KlarAqua is dedicated to providing an affordable filtration system that effectively eliminates bacteria and turbidity from contaminated water in developing communities.  Partnered with Monterrey Tech University, KlarAqua has been currently focusing its attention to certain regions of Mexico, but plans to eventually provide clean drinking water in all homes internationally.  Its main goals is to promote health and hygiene, but economic development in target regions will also be of value to the local inhabitants. While currently an EnPRO, KlarAqua has aspirations to become a Non-Profit Organization based in Chicago.  Not only does KlarAqua want to promote good hygiene and good health, it wants to stimulate the economy.  KlarAqua filters are made from affordable resources found in abundance all over the world: clay, sawdust, and plastic.  They are easy enough to be produced by local potters.  Jobs would be created to produce, test, ship, and implement the filtration system in homes, schools, churches, and other public areas. KlarAqua’s objectives are to produce filters that:
effectively remove bacteria and other contaminants from drinking water
are easy for people to use
are easy for local potters to produce
have an acceptable flow rate (one that will not make people too impatient to use)
are of little or no cost to users
can be easily implemented with an effective educational system
inspire users to practice good hygiene
inspire the development of more efficient filters
Feasibility of a BioChar System 
Case of Orange, Massachusetts
•The co-production of biochar from a portion of the biomass feedstock reduces the total amount of bioenergy that is produced by the technology, but even at today’s energy and fertilizer prices the net gain in soil productivity is worth more than the value of the energy that would otherwise have been derived from the biomass feedstock.
• As the cost of carbon emissions rises and the value of CO2 extraction from the atmosphere is also considered, the balance becomes overwhelmingly attractive in favor of biochar co-production. Biochar systems can:
• reverse soil degradation and create sustainable food and fuel production in areas with severely depleted soils,

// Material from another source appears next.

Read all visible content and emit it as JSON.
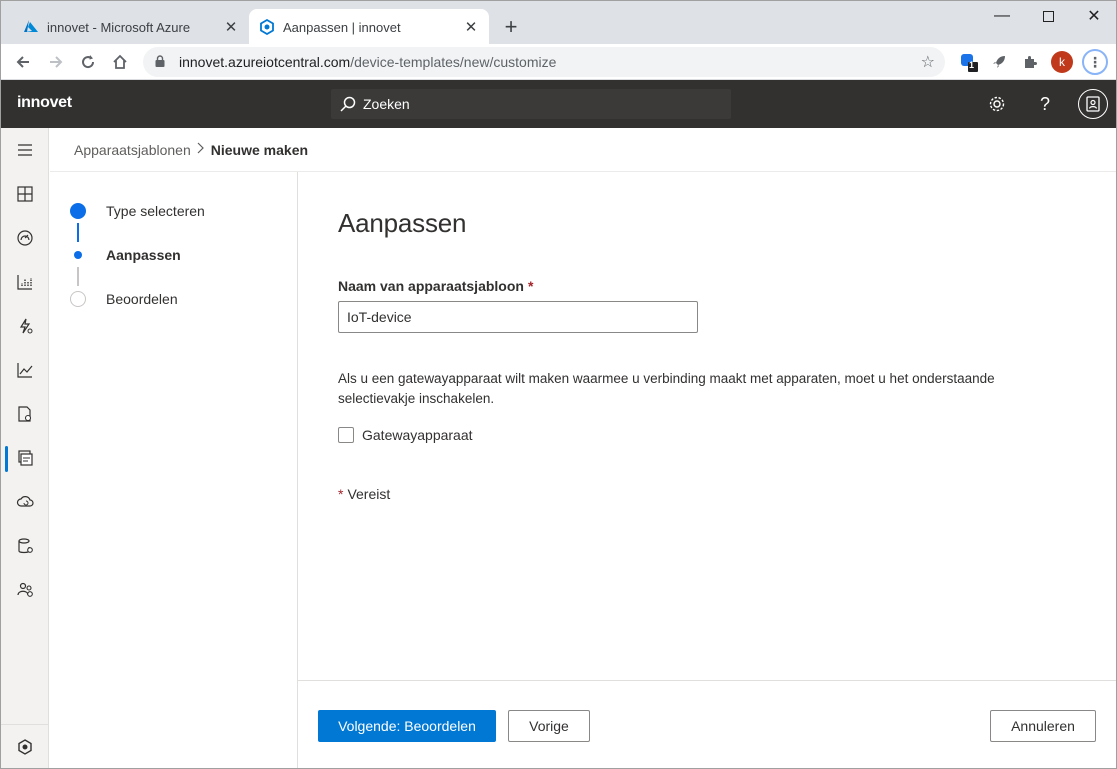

•scarce organic resources, and inadequate water and chemical fertilizer supplies,
• Low-cost, small-scale biochar production units can produce biochar to build garden, gricultural, and forest productivity, and
 bioenergy for eating, cooking, drying and grinding grain, producing electricity and thermal energy, for instance.   
Centralized system:
Job creation
Can recover all product (several component: heat, gas, oil)
----- Heat, bio-oil, biochar, electric
----- financial
Economy scale: the bigger, the better
Reduction in waste healing
Government funding ?
High initial costs
----- dewatering
Transportation cost
Legal issue, permission
Decentralized system:
No waste transportation needed
No real training
Gimmicky (doubles as grill)
No permit issues
Simple is best
Less efficiency
Only recovers biochar
Farmers asking for carbon credit
---- state funding?
---- municiple bonds
----more negotiable w/ market
----economy of scale
----owners commitment to buy product (agreement, contract or credit)
        ----- locked- in arrangement
How much solid waste?
-----solid content (sludge?)
---- solid farm waste
Garbage ? (food waste, etc)
Current processing of farm waste
Capacity / period of time (depends on the design group)
Any other nonfarm waste in area ?